Congressman Chris Gibson voted for a measure last week that aims to assess the effects of federal regulations on jobs and economic growth.
According to Gibson's staff, the resolution had widespread bipartisan support, passing the House of Representatives by a vote of 391-28.
Gibson says economic growth relies heavily on eliminating overbearing and onerous regulations.
"The simple fact is federal regulations have increased the cost of doing business and destroyed jobs," he said.
The Republican from Kinderhook says he's spoken with small business owners and farmers from across New York's 20th Congressional District - he says a constant theme in those discussions is the damaging effect of too much regulation.
"We need to apply some common sense to the regulatory power of federal agencies," Gibson said, noting that he believes last week's resolution is an "excellent first step."
According to Gibson, the resolution directs standing committees in Congress to "inventory and review existing, pending, and proposed regulations and orders" from federal agencies as they pertain to issues like job creation and economic growth.
Speaking on the House floor last week, Gibson used the example of a U.S. Environmental Protection Agency regulation that would treat spilled milk the same as an oil spill.
That regulation, Gibson says, leads directly to additional costs for dairy farmers.
Gibson also points to a recent study conducted by the Heritage Foundation that shows 43 major regulations imposed in fiscal year 2010 led to an economic cost of $26.5 billion.
Meanwhile, Gibson is co-sponsoring the Regulations from the Executive in Need of Scrutiny Act, also known as the REINS Act. The legislation, Gibson says, aims to require an up-or-down vote in Congress on all major rules issued by federal agencies.
Gibson notes the bill wouldn't require congressional approval of all rules and regulations - just those with an annual economic impact of $100 million or more.
"Now, the rules are often approved with little scrutiny," Gibson said.
Democrat Bill Owens, who represents New York's 23rd Congressional District, also voted for last week's resolution.
He says House committees should already be looking for overbearing regulations, noting that the recently-passed measure essentially reinforced that practice.
Owens says his staff is actively engaged in identifying regulations that aren't practical. For example, Congress was recently approached by the Occupational Safety and Health Administration about a new noise abatement regulation at manufacturing facilities.

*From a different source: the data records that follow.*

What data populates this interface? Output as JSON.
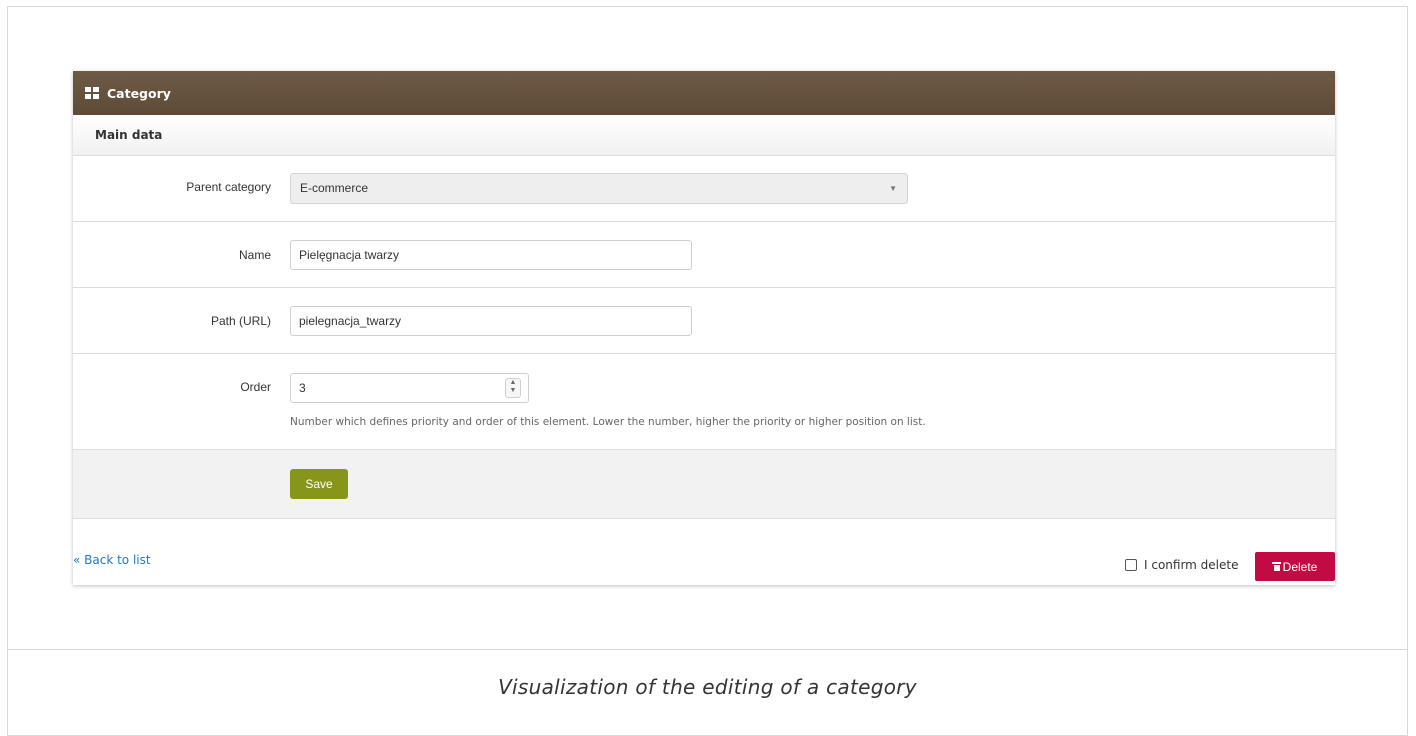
{
  "panel": {
    "title": "Category",
    "section_title": "Main data"
  },
  "form": {
    "parent_category": {
      "label": "Parent category",
      "value": "E-commerce"
    },
    "name": {
      "label": "Name",
      "value": "Pielęgnacja twarzy"
    },
    "path": {
      "label": "Path (URL)",
      "value": "pielegnacja_twarzy"
    },
    "order": {
      "label": "Order",
      "value": "3",
      "hint": "Number which defines priority and order of this element. Lower the number, higher the priority or higher position on list."
    },
    "save_label": "Save"
  },
  "footer": {
    "back_label": "« Back to list",
    "confirm_label": "I confirm delete",
    "delete_label": "Delete"
  },
  "caption": "Visualization of the editing of a category",
  "colors": {
    "header": "#6a5640",
    "save": "#88951b",
    "delete": "#c20a45",
    "link": "#1f7ac0"
  }
}
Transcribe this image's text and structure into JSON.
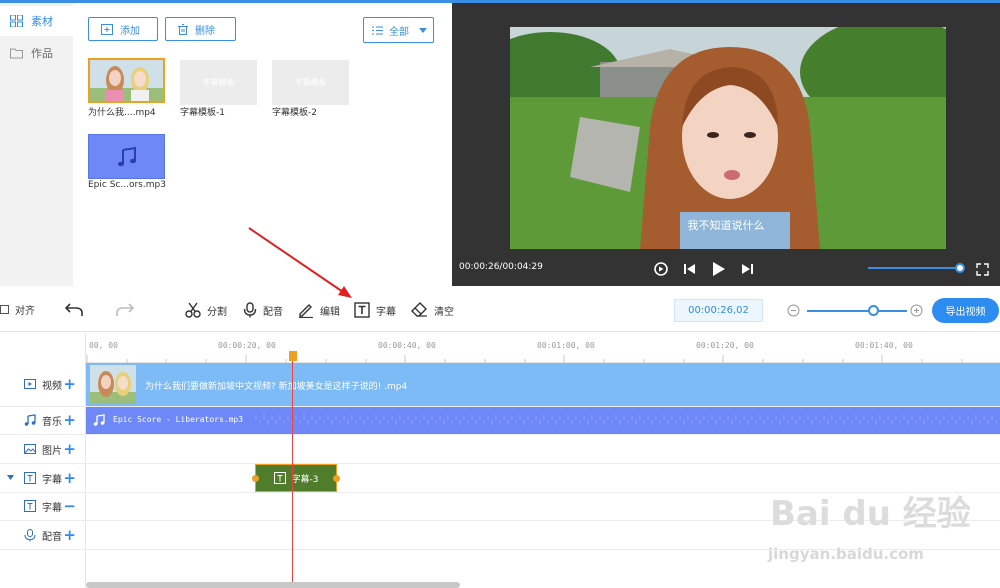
{
  "nav": {
    "items": [
      {
        "label": "素材",
        "icon": "grid-icon",
        "active": true
      },
      {
        "label": "作品",
        "icon": "folder-icon",
        "active": false
      }
    ]
  },
  "library": {
    "add_label": "添加",
    "delete_label": "删除",
    "filter_label": "全部",
    "items": [
      {
        "caption": "为什么我....mp4",
        "type": "video"
      },
      {
        "caption": "字幕模板-1",
        "type": "template",
        "inner_text": "字幕模板"
      },
      {
        "caption": "字幕模板-2",
        "type": "template",
        "inner_text": "字幕模板"
      },
      {
        "caption": "Epic Sc...ors.mp3",
        "type": "audio"
      }
    ]
  },
  "preview": {
    "subtitle": "我不知道说什么",
    "time": "00:00:26/00:04:29"
  },
  "toolbar": {
    "align_label": "对齐",
    "split_label": "分割",
    "dub_label": "配音",
    "edit_label": "编辑",
    "subtitle_label": "字幕",
    "clear_label": "清空",
    "current_time": "00:00:26,02",
    "export_label": "导出视频"
  },
  "ruler": {
    "ticks": [
      "00, 00",
      "00:00:20, 00",
      "00:00:40, 00",
      "00:01:00, 00",
      "00:01:20, 00",
      "00:01:40, 00"
    ]
  },
  "tracks": {
    "video_label": "视频",
    "music_label": "音乐",
    "image_label": "图片",
    "subtitle_label": "字幕",
    "subtitle2_label": "字幕",
    "dub_label": "配音",
    "video_clip_name": "为什么我们要做新加坡中文视频? 新加坡美女是这样子说的! .mp4",
    "audio_clip_name": "Epic Score - Liberators.mp3",
    "subtitle_clip_name": "字幕-3"
  },
  "watermark": {
    "brand": "Bai du 经验",
    "url": "jingyan.baidu.com"
  },
  "colors": {
    "accent": "#2d8cf0",
    "video_track": "#7dbbf7",
    "audio_track": "#6f88f7",
    "subtitle_clip": "#4f7d2c",
    "playhead": "#f04040"
  }
}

"And we wrote to OSHA and said, 'give us the science behind this,'" Owens said. "If you're going to make a change like this that's going to increase cost, we want to know what the science is and we want to know what potential damage is being done to employees, and whether or not there's an alternative approach. OSHA then promptly withdrew the regulation."
Owens says that leads him to believe, unfortunately, that the regulation was costly and perhaps not even necessary.
Like Gibson, Owens is speaking out against the milk spill regulation for farmers. In fact, he co-signed a letter to the EPA opposing the measure.
Owens says he hasn't seen Gibson's bill that would require congressional approval for regulations resulting in more than a $100 million economic impact.
He said the House shouldn't micromanage federal agencies - but he says he'll look at the bill to determine whether or not it's appropriate.